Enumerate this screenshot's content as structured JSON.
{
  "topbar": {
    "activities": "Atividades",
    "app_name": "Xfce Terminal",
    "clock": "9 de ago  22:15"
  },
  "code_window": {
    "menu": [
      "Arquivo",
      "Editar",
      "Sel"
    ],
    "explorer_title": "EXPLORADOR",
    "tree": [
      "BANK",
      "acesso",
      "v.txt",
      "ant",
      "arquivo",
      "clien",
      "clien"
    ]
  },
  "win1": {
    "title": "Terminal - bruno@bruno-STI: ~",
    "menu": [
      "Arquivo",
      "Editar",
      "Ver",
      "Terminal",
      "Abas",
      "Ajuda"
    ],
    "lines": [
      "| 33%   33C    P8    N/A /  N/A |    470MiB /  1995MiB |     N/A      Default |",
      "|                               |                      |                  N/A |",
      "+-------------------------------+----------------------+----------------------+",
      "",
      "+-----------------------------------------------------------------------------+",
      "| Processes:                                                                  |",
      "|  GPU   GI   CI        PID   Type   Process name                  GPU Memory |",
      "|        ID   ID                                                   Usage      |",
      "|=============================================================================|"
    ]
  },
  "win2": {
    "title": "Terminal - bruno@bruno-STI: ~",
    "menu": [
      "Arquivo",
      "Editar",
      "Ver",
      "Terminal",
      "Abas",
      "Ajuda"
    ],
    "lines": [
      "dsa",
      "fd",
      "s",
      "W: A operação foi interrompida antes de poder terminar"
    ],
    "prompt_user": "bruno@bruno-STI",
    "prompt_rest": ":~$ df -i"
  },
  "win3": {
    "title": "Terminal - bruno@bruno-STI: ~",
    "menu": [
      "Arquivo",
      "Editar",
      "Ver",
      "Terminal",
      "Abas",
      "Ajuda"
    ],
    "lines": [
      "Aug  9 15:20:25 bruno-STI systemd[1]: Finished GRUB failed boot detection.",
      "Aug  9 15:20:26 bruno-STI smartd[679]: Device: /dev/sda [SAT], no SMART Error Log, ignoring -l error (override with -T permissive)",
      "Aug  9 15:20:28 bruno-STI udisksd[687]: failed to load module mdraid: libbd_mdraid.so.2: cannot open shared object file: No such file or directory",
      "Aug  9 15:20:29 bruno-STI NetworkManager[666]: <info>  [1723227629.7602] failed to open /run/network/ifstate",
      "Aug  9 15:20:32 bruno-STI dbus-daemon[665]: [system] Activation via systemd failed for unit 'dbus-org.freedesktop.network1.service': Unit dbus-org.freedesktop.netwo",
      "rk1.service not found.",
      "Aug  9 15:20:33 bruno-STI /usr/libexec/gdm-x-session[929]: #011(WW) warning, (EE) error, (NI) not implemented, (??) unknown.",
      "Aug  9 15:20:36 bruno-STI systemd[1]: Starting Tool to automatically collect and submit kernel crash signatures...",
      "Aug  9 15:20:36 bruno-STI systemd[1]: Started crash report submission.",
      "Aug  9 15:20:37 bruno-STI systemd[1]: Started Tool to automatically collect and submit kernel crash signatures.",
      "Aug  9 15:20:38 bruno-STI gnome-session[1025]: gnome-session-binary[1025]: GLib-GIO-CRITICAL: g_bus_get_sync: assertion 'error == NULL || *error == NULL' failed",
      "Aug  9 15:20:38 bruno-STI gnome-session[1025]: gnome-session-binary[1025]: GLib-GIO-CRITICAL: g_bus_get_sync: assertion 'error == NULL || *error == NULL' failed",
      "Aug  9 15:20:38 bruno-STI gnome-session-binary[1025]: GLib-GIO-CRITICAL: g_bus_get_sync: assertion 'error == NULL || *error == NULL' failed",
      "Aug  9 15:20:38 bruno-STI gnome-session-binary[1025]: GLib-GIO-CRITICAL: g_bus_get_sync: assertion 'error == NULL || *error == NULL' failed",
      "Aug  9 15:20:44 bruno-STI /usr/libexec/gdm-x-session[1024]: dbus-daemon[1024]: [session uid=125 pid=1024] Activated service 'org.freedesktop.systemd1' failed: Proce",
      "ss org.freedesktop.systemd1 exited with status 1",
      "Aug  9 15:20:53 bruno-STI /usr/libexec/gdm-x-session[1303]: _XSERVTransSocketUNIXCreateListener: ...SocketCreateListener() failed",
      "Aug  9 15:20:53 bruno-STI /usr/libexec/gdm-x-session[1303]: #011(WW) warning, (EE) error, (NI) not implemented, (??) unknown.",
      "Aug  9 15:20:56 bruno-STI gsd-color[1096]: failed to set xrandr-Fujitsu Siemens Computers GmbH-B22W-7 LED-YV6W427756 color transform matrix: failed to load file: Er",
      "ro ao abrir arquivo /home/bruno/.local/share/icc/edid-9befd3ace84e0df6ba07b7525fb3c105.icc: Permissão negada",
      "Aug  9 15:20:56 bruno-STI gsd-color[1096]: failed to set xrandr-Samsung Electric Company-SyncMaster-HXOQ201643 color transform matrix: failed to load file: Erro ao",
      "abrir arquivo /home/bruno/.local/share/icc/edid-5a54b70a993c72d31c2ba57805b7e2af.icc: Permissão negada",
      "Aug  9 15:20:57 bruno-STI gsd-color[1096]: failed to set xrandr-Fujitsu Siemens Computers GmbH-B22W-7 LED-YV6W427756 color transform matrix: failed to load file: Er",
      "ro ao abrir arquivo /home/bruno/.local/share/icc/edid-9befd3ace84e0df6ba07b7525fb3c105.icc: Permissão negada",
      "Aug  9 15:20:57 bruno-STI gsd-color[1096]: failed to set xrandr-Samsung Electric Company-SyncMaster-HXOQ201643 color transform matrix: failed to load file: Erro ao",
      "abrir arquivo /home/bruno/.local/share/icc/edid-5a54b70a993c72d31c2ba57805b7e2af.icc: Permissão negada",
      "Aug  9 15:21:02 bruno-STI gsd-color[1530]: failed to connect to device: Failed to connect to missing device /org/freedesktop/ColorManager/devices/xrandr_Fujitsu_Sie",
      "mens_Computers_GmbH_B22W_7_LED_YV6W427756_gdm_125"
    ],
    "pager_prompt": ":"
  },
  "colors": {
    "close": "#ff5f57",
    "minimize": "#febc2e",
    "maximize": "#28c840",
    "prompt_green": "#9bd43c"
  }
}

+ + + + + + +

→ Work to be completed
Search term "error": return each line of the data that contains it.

→ Solution to the exercise
      "Aug  9 15:20:26 bruno-STI smartd[679]: Device: /dev/sda [SAT], no SMART Error Log, ignoring -l error (override with -T permissive)",
      "Aug  9 15:20:33 bruno-STI /usr/libexec/gdm-x-session[929]: #011(WW) warning, (EE) error, (NI) not implemented, (??) unknown.",
      "Aug  9 15:20:38 bruno-STI gnome-session[1025]: gnome-session-binary[1025]: GLib-GIO-CRITICAL: g_bus_get_sync: assertion 'error == NULL || *error == NULL' failed",
      "Aug  9 15:20:38 bruno-STI gnome-session[1025]: gnome-session-binary[1025]: GLib-GIO-CRITICAL: g_bus_get_sync: assertion 'error == NULL || *error == NULL' failed",
      "Aug  9 15:20:38 bruno-STI gnome-session-binary[1025]: GLib-GIO-CRITICAL: g_bus_get_sync: assertion 'error == NULL || *error == NULL' failed",
      "Aug  9 15:20:38 bruno-STI gnome-session-binary[1025]: GLib-GIO-CRITICAL: g_bus_get_sync: assertion 'error == NULL || *error == NULL' failed",
      "Aug  9 15:20:53 bruno-STI /usr/libexec/gdm-x-session[1303]: #011(WW) warning, (EE) error, (NI) not implemented, (??) unknown.",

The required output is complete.